We, as Broncos fans, have been spoiled. Not only have we made the playoffs in five straight seasons, but we’ve had a bye in each of the last four. That’s not normal. Unless you’re the New England Patriots, that type of success isn’t sustainable. Even the Seattle Seahawks squeaked into last year’s playoffs as a Wild Card.

This team has traversed their fair share of bumps in the road (some fairly big), but they’ve yet to come to a road block — and yes, I’ve watched the offense.

Right now, all anyone needs to be worrying about is making the playoffs. From there, anything is possible. And despite the Broncos currently sitting in the seventh seed, one tiebreaker out of the final Wild Card, the odds are still in Denver’s favor.

While we may not like to admit it, the Kansas City Chiefs are really, really good. You don’t win 19 out of your last 23 games on accident; for better or worse, they’re one of the best teams in football, and falling to them in overtime, while excruciatingly painful, is not a bad loss. In reality, Sunday night was one of the best performances I’ve seen from this team as a whole, apart from the special teams.

So while Denver’s final five games include three playoff teams and the up-and-coming Tennessee Titans, the Broncos should have every reason to expect success.

Unquestionably, Siemian played the best game of his young career against the Chiefs, and he did so against a defensive front that was actively trying to murder him — and getting pretty close, too.
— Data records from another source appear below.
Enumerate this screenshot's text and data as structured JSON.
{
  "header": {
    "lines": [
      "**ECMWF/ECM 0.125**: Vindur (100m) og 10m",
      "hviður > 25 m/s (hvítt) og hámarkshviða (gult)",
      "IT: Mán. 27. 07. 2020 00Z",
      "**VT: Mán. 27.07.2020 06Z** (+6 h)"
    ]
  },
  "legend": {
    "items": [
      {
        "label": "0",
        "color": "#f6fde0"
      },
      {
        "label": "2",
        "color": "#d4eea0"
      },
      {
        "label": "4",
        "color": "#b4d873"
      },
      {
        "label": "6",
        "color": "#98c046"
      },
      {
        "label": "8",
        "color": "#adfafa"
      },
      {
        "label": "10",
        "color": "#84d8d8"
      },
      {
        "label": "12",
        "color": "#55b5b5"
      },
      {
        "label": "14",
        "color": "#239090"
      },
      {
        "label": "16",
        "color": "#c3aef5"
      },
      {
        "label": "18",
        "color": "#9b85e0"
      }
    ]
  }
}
If he can be anywhere near that quarterback down the homestretch, and if the defense can continue to do what they do and the special teams pulls its act together, the Broncos could be reaching their peak as the season closes.

And I have reason to believe that their competition won’t be doing the same.

As I said before, the Chiefs are good, and I have no doubt that they’ll remain well within the playoff picture, but I cannot say the same for the Miami Dolphins team that is currently sitting in that sixth and final Wild Card spot.

While they’re riding a six-game winning streak, they’re opponents during that stretch have a combined record of 25-41. In their final five games they’ll face teams with a combined record of 28-26-1.

The Dolphins are definitely a better team than in years past, but they’ll have to prove they’re the real deal in the final month of the season. Until then, I’ll put my money on the Broncos.

The other team worth looking at is the Oakland Raiders. Now, before Raider Nation rips me a new one, the Raiders have earned everything they’ve received this season.

They’re good, plain and simple.

But could they collapse? Sure. Anything’s possibly when you live so close to the edge.

Oakland has nine wins, and seven of those have come in games decided by seven points or less. Four have been decided by three points or less.

Derek Carr and the Raiders have been this year’s version of the cardiac kids, and with all five of their remaining games coming against quality opponents (a record of 5-6 or better), it wouldn’t be a surprise if a few of those breaks started going the other way.

Then again, the same could have been said for last year’s Broncos, and they won the Super Bowl.

The point being: The Broncos are okay. They’re a good team, and they’re playoff worthy. Just because it’s been a tough road doesn’t mean it won’t be a successful one.

Of course it’s been stressful. Would the Broncos do it any other way?